When I reviewed On Forty One, which I liked very much, I buried the lede.
That’s actually giving myself too much credit. I didn’t even mention the most striking dish, a sturdy slice of butterscotch cake that was sweet in the most sophisticated ways. Paired with a pool of salted caramel frosting, the cake presented deeper, darker flavors than most traditional Southern desserts can claim.
The problem with the cake was I couldn’t determine who was responsible for it. My server said a company called “Sugarpants” provided it, which set off a Googling session involving all kinds of pages that drive parents to install internet filters. I e-mailed the restaurant’s publicist, but my message apparently didn’t reach her.
As I finally learned last week, Sugarpants belongs to Carrie Cooper, a 2011 College of Charleston graduate who was bound for medical school before she fell hard for baking. “I’m all self-taught,” she says. “The internet is extremely beneficial for home bakers.”
Cooper worked as a kitchen manager for Haypenny Confections, a local marshmallow producer, until they shut down last spring. She handled pastries for The Granary from its debut in December 2012; when its chef, Brannon Florie, last fall opened On Forty One, she added it to her task list.
When I spoke to Cooper last week, she told me she’d left both restaurants. “Brannon is a good guy, but they were so busy, and I was so busy,” she said, adding that she’d been working long hours as a server and part-time pastry chef at Sesame and Five Loaves Café, as well as continuing to bake on a freelance basis (she’s supporting her fiance while he applies for medical school.)
But Cooper yesterday e-mailed with an update: She’s going to restart her pastry work at On Forty One. Butterscotch cake for everyone!
Working out of her house gave Cooper the freedom to experiment with different kinds of pastries, such as modern riffs on familiar candy bars.
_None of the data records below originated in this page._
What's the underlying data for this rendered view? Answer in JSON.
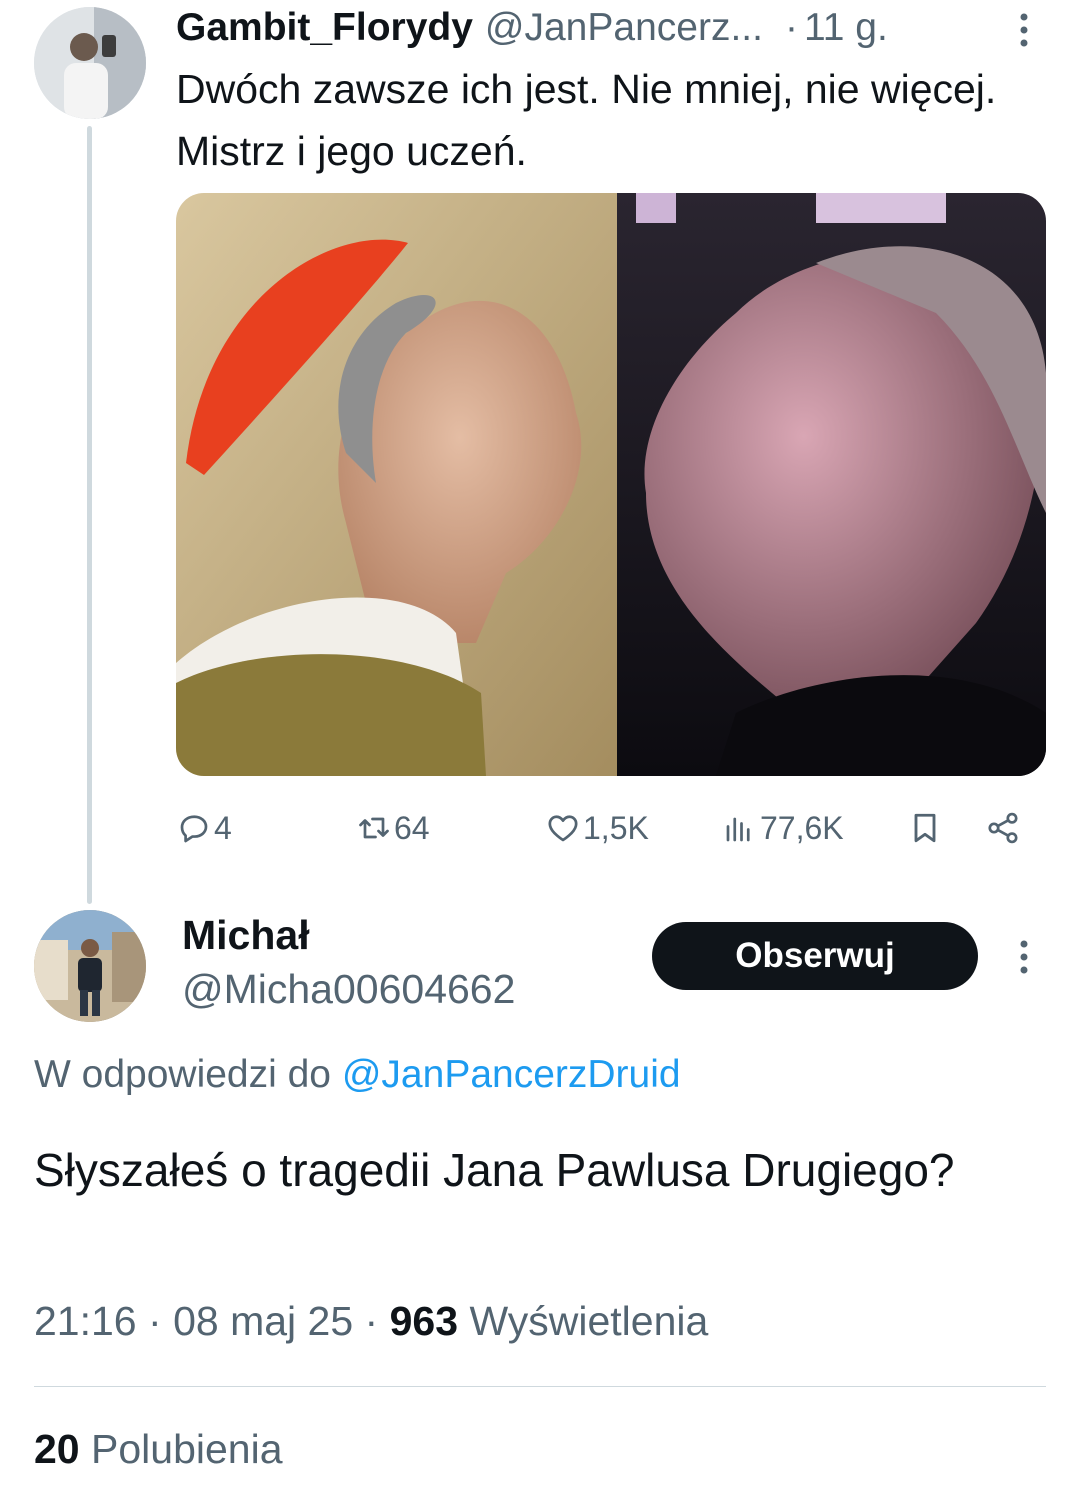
{
  "parent_tweet": {
    "author_name": "Gambit_Florydy",
    "author_handle": "@JanPancerz...",
    "separator": "·",
    "time_ago": "11 g.",
    "text": "Dwóch zawsze ich jest. Nie mniej, nie więcej. Mistrz i jego uczeń.",
    "stats": {
      "replies": "4",
      "retweets": "64",
      "likes": "1,5K",
      "views": "77,6K"
    },
    "icons": [
      "avatar",
      "more-icon",
      "reply-icon",
      "retweet-icon",
      "like-icon",
      "views-icon",
      "bookmark-icon",
      "share-icon"
    ]
  },
  "main_tweet": {
    "author_name": "Michał",
    "author_handle": "@Micha00604662",
    "follow_label": "Obserwuj",
    "reply_prefix": "W odpowiedzi do",
    "reply_mention": "@JanPancerzDruid",
    "text": "Słyszałeś o tragedii Jana Pawlusa Drugiego?",
    "time": "21:16",
    "date": "08 maj 25",
    "sep": "·",
    "views_count": "963",
    "views_label": "Wyświetlenia",
    "likes_count": "20",
    "likes_label": "Polubienia"
  },
  "colors": {
    "text": "#0f1419",
    "secondary": "#536471",
    "link": "#1d9bf0",
    "border": "#cfd9de",
    "button": "#0f1419"
  }
}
Her home kitchen sessions inspired a Twix-like tart for a Restaurant Week menu at The Granary; she’s now developing a Three Musketeers cake.
“Anything with chocolate or caramel is my go-to,” she says.
For the butterscotch cake at On Forty One, she dispensed with plain white sugar and used dark sugar and molasses for the pastry, layered with butterscotch mousse. “I don’t like frosting, I like filling,” she says.
Although a biochemistry degree isn’t essential for baking, Cooper says it’s helped her sort out vexing issues in the kitchen: “So I didn’t waste seven years.”
Next up, Cooper is staging at Burwell’s, where the dessert menu is already dominated by chocolate and caramel. “Pastry full-time is my dream,” she says.
To learn more about Cooper’s cakes, e-mail firstname.lastname@example.org.